A few weeks ago I wrote a post titled California Tries Again with CBD discussing a new law (AB-45) that was supposed to establish a legal framework for the manufacture and sale of certain hemp-derived products To create products. These products include foods or beverages that contain cannabidiol (CBD). In this post I mentioned that the provisions in AB-45 contain bans on smokable hemp products, and in this post I want to dig a little further into that provision and see if it has a chance of becoming law.
Currently AB-45 partially offers:
Industrial hemp must not be included in products in any of the following categories unless specifically approved by the US Food and Drug Administration.
. . .
(3) Processed smokable products including, but not limited to, electronic cigarettes containing nicotine.
(4) Smokable flower, including but not limited to hookah and hookah with nicotine.
(5) A product that contains nicotine[ or] Tobacco. . . .
Virtually every type of smokable hemp product would be banned on unpacking, from flowers to vape oil. Even if the definition were not so broad, the bill would give the Department of Health the power to ban other products it considers a “pose” a risk to human or animal health through regulation “- which means that other smokable products could be banned. Apparently, public health officials requested the inclusion of these regulations, so it’s not hard to see how they would regulate other products.
The above prohibition is subject to one major restriction in particular: a smokable product can be approved if the FDA expressly approves this product. Judging by how the FDA has been handling hemp products since late 2018, and given the recent vape crises that have led regulators to enforce all kinds of bans on smokable products, this will likely be many, many years (if any) not happen. .

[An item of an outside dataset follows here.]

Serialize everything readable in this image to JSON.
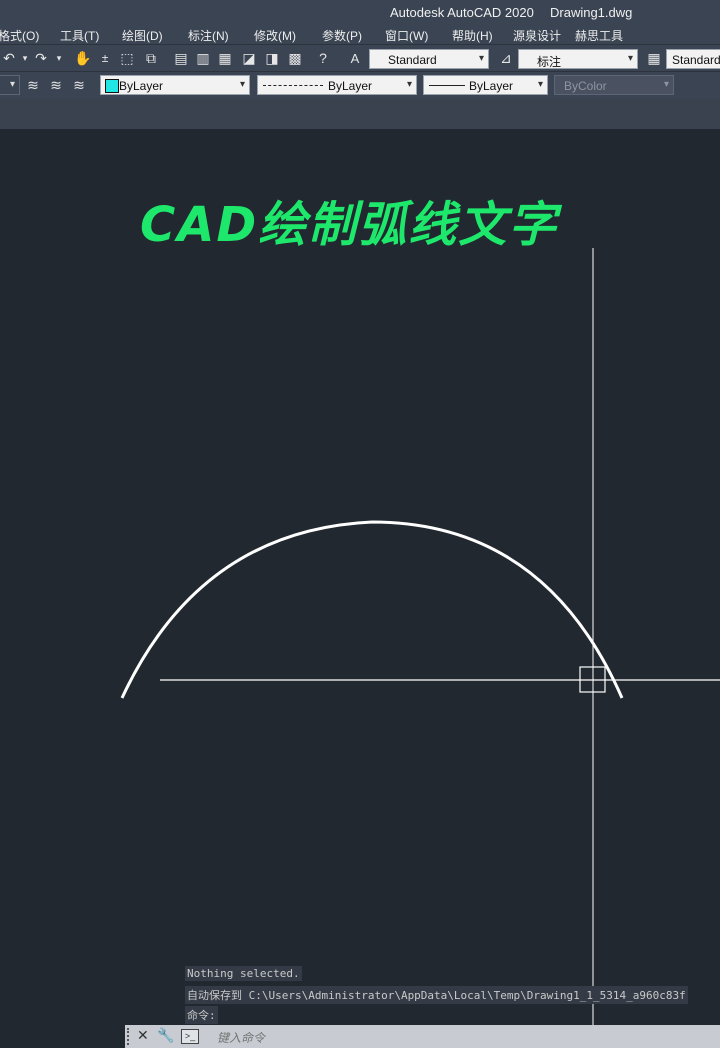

So the main problem is the likelihood that AB-45 will pass and that includes that ban on smokable hemp. Perhaps the best place to start is in California’s failed attempt to pass similar laws in 2020, AB-2028. That law contained a similar ban on hemp, which appears to have been the source of massive backlash. Ultimately, the bill was unsuccessful because no agreement on its terms could be reached by the end of the legislative period.
AB-45 will no doubt face the same type of opposition this year, and it has a lot more time to fight its way through the state assembly than the hasty AB-2028. There have been reports of complaints from hemp growers in the state: it is likely that they will persist, as eliminating an entire product category could affect the marketability of state-grown hemp.
AB-45 is still in its infancy, giving the state plenty of time to lift the ban on smokable hemp. If it doesn’t, there is a serious chance the bill will fail, and this is the third year in a row that the state has failed to regulate the CBD. If the state manages to get a ban on smokable hemp products in place, it is likely to result in immediate litigation, as in Indiana and Texas.
All in all, a complete ban on smokable hemp products makes little sense. The state has time to rethink this and find a better solution. For more information on California’s fight against smokable hemp, visit the law Law Blog.